Likewise, if 90% of a given city is just based on population, what about the last 10%, the variations that make New Orleans different from Minneapolis? The data shows that cities are extraordinarily stable over time; variations persist for decades despite the best efforts of politicians to improve their cities. The data, as I understand it, doesn’t show that more roads decrease congestion, or if more schools improve education, or any other causal links between policy choices and outcomes. Management tools have to work on human scales if they are going to be accepted and used.
The second major topic of the lecture was death, and why corporations die while cities appear immortal. In animals, death is the result of entropy. Metabolic processes create free radicals, which eventually overwhelm cellular repair mechanisms, and cause some vital organ to fail.
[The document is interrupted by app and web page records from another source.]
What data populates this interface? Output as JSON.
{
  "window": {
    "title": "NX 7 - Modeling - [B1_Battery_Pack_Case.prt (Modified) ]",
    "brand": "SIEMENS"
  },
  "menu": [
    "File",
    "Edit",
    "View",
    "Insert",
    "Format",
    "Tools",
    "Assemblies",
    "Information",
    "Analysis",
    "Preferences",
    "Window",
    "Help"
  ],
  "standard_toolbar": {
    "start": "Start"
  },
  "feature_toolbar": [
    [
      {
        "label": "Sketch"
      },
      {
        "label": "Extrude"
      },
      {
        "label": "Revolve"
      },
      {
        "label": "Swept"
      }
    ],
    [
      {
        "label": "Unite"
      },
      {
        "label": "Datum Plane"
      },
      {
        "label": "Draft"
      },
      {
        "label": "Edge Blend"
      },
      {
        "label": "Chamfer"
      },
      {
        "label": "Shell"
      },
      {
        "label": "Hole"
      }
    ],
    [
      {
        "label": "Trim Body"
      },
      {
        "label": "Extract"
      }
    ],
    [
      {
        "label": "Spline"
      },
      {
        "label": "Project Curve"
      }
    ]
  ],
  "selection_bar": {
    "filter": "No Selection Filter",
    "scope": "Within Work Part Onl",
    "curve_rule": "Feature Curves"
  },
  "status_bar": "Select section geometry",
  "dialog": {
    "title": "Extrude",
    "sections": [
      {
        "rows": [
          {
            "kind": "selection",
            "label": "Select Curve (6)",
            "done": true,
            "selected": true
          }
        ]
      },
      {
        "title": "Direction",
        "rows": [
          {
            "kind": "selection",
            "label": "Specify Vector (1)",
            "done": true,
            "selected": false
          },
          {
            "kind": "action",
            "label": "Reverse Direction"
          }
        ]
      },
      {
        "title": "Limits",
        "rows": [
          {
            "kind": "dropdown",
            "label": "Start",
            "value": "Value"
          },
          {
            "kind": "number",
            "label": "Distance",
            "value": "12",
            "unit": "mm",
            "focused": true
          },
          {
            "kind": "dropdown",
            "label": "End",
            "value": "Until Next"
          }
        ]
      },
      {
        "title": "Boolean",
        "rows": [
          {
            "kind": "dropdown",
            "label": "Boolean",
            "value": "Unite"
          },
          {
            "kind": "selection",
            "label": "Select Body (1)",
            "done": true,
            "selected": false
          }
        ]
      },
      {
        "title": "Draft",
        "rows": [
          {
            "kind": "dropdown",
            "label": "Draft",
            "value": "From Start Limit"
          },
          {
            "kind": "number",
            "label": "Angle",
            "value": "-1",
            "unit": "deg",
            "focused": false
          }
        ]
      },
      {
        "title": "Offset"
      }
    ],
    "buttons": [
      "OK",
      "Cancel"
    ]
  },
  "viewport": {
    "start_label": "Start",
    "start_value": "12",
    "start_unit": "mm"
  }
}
Cities, compared to organisms, are incredibly resilient. They can be sacked, suffer industrial collapse, even get nuked, and still bounce back in a couple of decades. What Dr. West didn’t elucidate were boundaries and conditions. Animals have well-defined boundaries between the organism and the world, and between alive and dead, while cities are far loser agglomerations. Is Roman Londinium the same city as British London? Cities have kept entropy at bay because the global population is continually increasing, and it’s easier for a city to make new citizens than it is for an animal to make new cells.
Corporations are like cities, in that they are agglomerations of humans, but observationally, the data shows that like animals, corporations are sub-linear; larger corporations generate less income per employee. From this, Dr. West concludes that corporations are bound to die, which I think is an artifact of defining a corporation in terms of its legal charter, rather than the products it makes, the employees who work there, or equipment it uses. The names on the outside of a building are as relevant to the real business of business as the stripes on a leopard are to the business of a predatory cat. It’s not the legal labels that matters, but the people, capital, and ideas. In that sense, the data is totally inadequate to explain corporate behavior.
This project is extremely ambitious, but the sense that I got from the lecture was that of a profoundly misapplied metaphor. Like a 19th century physicist describing the universe as a perfect clockwork mechanism, Dr. West describes the universe in terms of the dominant network technology. There are real insights to be gained, but very real dangers of technocratic arrogance plagues the application of any of these theories. During the Q&A session, there was palpable unease as the political implications of what Dr. West was saying, and the way his theories directly contradict our notions of freedom of action and democratic self-governance.
Rather than collecting and correlating the data that’s available, I’d prefer it if Dr. West used his acumen to develop more rigorous theories of energy and information flow between people and technological artifacts. If cities truly behave as he says they do, the important lessons for bettering the human condition will be found in more precise theories of human relationships, and the ecology of technology. The macro issues of infrastructure and creativity are important, but what makes cities unique, and what makes living in cities interesting, is the microstructure of where the roads go, where the good restaurants are, and what the creative people talk about. At present, the theory does not even being to explain these qualities.
Crossposted from The Breakthrough Generation Blog